Yesterday’s walk was from Dorchester back to Milton Abbas, between twelve and fifteen miles the way I went. It took six hours including a short siesta in the shade under some chestnut trees and a quick paddle in the river Piddle with my socks and shoes off.
I took the 183 bus from Winterbourne Whitechurch into Dorchester and looked around for washing up/waiter work. I also sent a tweet out on twitter for appropriate work that didn’t entail bending forwards or driving-no replies as yet!
Washing up jobs have been a godsend on a number of my travelling jaunts in the past. Washed up in a café in the Canary Islands’ Las Palmas, washed up in Ibiza, Cyprus and France, was a waiter in an Israeli restaurant in Bangkok, again in Las Palmas. It was always usually cash paid daily so I was able to eat, rent a room and even save a little, day by day!
So yesterday I applied for a job for an up market café in Dorchester and one on Chesil beach, (ideal for litter picking after work!) and also signed up with an agency for any future work coming up.
It was a good walk back, hot, very hot, but I took 2 litres of water with me, put my collar up, sleeves down-and walked slowly. Unfortunately I always seemed to end up walking on the sunny side of tall hedge rows. The other side I would have had shade. I found several pathways with hedges and trees either side of me, where with a little breeze a sort of wind tunnel was created and it cooled me down.
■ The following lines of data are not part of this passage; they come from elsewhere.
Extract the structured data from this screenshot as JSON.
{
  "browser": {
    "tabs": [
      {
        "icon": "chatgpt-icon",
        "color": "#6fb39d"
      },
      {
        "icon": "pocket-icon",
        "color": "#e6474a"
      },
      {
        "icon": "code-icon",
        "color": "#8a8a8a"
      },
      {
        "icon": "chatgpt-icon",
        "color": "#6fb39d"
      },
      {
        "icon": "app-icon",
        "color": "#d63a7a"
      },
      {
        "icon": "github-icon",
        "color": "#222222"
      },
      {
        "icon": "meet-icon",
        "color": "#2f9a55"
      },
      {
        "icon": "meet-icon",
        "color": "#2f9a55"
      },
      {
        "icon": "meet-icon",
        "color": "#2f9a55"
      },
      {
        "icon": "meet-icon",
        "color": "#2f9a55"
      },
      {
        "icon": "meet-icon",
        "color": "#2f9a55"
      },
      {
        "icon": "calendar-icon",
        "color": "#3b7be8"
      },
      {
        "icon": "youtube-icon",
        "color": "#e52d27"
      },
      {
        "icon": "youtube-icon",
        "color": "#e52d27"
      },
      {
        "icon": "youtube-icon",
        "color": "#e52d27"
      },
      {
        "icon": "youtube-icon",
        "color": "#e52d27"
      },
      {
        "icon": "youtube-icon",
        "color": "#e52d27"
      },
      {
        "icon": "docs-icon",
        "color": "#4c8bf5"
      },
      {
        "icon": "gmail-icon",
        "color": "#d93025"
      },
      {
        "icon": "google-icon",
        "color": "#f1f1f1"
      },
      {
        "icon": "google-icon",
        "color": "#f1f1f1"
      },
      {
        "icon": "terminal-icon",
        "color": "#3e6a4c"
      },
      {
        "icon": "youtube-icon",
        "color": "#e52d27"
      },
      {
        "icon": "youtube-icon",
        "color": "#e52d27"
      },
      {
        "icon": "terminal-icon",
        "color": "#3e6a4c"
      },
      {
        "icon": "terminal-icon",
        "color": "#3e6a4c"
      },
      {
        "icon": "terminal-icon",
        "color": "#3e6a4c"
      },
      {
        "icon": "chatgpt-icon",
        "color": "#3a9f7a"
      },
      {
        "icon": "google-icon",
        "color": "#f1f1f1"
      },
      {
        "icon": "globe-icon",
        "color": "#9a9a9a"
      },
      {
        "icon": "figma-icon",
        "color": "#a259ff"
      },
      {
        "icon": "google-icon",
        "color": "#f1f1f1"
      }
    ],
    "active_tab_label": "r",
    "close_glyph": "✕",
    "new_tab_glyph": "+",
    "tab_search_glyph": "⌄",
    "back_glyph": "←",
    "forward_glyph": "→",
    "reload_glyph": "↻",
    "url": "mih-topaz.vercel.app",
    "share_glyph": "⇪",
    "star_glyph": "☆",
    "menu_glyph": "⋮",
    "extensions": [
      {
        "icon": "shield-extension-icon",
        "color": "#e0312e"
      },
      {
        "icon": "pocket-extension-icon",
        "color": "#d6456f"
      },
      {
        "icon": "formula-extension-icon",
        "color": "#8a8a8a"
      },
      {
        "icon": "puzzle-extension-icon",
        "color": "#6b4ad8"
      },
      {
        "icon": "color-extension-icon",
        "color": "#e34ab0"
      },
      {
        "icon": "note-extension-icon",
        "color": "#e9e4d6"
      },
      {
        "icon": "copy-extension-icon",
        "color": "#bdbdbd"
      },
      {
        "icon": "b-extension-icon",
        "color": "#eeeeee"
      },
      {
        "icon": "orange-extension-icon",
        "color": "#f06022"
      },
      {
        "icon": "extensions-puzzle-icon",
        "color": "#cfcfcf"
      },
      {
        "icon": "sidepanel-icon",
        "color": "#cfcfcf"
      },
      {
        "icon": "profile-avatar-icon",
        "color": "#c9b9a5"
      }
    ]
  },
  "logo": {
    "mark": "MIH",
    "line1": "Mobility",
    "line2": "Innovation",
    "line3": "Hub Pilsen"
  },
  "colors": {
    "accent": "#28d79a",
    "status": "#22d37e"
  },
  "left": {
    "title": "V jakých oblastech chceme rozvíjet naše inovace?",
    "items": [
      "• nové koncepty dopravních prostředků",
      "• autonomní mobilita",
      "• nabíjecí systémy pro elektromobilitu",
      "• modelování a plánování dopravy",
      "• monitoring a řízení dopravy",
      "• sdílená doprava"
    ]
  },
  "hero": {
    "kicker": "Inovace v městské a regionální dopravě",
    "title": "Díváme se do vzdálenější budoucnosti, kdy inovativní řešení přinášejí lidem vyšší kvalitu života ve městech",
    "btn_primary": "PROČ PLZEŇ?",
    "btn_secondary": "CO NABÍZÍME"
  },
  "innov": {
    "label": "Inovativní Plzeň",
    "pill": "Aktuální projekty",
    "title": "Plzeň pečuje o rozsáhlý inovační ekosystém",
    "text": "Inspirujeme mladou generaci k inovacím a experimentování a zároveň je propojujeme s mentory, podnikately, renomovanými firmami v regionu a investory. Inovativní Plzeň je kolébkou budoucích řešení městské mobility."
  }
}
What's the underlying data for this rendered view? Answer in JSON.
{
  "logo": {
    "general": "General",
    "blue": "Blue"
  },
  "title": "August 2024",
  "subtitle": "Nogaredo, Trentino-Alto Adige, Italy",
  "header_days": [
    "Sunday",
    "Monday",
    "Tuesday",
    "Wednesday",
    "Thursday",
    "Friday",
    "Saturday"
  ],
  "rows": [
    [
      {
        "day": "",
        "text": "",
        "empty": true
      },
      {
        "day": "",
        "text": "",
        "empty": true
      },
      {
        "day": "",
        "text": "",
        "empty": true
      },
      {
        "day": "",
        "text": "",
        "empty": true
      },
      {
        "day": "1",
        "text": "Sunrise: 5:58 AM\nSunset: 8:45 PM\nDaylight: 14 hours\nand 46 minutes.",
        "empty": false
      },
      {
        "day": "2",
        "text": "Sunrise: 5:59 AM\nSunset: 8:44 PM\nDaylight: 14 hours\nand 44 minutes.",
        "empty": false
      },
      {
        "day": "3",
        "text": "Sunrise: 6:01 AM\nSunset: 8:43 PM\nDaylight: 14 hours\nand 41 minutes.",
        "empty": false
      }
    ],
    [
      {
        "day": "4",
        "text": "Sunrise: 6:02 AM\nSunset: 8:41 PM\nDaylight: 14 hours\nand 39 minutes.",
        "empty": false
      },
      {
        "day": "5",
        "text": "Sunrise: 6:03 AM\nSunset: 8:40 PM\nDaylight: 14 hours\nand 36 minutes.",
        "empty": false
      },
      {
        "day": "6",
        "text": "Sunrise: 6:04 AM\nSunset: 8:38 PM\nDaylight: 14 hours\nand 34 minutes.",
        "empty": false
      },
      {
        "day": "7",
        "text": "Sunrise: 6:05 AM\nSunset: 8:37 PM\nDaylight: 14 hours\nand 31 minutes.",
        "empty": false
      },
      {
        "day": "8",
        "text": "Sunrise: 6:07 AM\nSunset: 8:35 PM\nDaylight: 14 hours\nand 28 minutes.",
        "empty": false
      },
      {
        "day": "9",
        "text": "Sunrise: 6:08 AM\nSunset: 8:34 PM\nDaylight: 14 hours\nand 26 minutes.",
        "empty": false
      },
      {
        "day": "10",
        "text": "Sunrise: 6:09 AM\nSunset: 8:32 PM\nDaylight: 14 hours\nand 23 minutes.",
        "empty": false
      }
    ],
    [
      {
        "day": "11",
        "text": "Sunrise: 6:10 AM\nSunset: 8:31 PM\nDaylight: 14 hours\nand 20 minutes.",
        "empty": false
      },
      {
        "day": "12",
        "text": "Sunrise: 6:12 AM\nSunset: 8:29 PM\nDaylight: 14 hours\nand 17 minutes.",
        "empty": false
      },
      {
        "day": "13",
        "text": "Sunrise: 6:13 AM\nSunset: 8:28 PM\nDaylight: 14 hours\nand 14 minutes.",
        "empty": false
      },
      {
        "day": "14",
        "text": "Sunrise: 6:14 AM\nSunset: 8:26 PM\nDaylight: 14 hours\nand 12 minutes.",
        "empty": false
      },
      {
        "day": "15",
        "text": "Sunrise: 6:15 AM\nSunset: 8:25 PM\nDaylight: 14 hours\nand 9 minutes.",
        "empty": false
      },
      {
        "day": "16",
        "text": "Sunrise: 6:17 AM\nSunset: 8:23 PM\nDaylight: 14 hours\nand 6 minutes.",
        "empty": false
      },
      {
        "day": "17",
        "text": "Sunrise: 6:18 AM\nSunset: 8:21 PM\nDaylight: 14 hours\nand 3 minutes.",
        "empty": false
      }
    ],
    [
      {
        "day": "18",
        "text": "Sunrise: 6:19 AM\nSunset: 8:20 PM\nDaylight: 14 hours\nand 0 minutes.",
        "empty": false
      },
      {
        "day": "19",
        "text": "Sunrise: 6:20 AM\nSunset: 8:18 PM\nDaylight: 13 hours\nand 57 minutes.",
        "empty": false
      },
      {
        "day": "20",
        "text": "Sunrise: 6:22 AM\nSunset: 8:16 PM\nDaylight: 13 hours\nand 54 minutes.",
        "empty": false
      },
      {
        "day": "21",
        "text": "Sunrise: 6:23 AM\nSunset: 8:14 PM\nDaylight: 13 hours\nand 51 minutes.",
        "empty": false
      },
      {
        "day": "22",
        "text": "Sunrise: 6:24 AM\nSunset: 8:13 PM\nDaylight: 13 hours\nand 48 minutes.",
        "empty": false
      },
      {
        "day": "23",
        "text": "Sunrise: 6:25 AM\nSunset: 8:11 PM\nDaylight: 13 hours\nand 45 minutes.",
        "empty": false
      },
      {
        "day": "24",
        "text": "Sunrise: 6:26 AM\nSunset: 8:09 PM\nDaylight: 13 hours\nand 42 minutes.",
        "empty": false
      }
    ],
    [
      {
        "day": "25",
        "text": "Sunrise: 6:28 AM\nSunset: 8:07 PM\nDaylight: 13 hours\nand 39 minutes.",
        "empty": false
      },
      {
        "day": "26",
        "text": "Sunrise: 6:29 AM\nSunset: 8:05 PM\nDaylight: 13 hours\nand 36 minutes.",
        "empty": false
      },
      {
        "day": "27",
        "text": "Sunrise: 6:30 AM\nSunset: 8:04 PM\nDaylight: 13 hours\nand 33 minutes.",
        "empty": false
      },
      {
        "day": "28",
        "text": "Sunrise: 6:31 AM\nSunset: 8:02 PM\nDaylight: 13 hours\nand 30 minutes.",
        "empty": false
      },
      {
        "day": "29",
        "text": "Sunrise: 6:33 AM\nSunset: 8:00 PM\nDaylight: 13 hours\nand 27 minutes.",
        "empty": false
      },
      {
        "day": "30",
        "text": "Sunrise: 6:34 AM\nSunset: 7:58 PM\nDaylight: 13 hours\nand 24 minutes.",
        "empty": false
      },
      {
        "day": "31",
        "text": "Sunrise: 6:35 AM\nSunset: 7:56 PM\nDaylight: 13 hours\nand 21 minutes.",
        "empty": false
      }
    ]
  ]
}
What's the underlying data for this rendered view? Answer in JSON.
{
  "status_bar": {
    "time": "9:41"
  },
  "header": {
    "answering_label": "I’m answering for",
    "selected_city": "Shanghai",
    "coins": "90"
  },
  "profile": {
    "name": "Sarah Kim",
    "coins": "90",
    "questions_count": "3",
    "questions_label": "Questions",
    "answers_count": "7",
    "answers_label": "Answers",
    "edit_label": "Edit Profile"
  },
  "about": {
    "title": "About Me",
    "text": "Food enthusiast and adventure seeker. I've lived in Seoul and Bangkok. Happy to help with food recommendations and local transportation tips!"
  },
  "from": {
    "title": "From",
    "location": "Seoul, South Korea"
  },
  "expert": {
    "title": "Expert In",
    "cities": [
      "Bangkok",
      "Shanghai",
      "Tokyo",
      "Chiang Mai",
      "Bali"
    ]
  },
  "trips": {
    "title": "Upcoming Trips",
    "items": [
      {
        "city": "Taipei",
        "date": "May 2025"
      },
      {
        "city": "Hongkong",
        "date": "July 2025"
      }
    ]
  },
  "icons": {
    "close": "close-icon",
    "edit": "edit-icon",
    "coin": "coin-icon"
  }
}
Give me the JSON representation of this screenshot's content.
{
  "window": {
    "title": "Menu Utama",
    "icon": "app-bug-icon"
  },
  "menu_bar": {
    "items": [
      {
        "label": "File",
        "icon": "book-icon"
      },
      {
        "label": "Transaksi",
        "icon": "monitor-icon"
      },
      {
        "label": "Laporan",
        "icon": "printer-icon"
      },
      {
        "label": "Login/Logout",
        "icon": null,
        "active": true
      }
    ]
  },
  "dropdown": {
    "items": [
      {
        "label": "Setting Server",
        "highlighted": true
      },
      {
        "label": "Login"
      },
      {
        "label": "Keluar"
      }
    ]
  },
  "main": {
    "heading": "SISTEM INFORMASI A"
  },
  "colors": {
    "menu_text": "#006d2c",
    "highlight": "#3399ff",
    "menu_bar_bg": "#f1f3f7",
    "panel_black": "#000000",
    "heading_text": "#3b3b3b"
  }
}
There used to be a dead straight Roman road leading out of Dorchester all the way to Tolpuddle, but now you walk through Puddletown Forest after having passed the cottage where Thomas Hardy was born, and also where he wrote his books, “Under the greenwood tree” and “Far from the madding crowd”. There’s also a new Visitors centre close by, officially opened in February by Julian Fellowes of Downton Abbey fame.
Five hundred words doesn’t give you much room for description. I crossed three rivers, met a man (with a huge backpack) walking from Bristol to Weymouth, counted the slow revolutions of a wind turbine on top of a distant hill, three a minute. There was very little wind!
The walking was slow, the air fresh, the sun appreciated. I crossed the A35 close to a lay-bye I once made a litter video from, (link below).
I took a detour near home to pass by the burger van for a coffee and an egg and mushroom bap-but he was closed!
I often thought of the Human Beings that had just lost their lives in the desperate Migrant Boats of The Mediterranean, and wondered what I as an individual could do to help. I was heartened to hear that Medecins Sans Frontiers are teaming up with MOAS, a Maltese privately funded search and rescue operation set up by Regina and Christopher Catrambone in response to the Pope’s plea for people to help save lives in the Mediterranean.
They are doing something. Speaking for myself, what can I do?
(ps. Fortunately for me the sciatica seems to be improving…but it does take time doesn’t it!).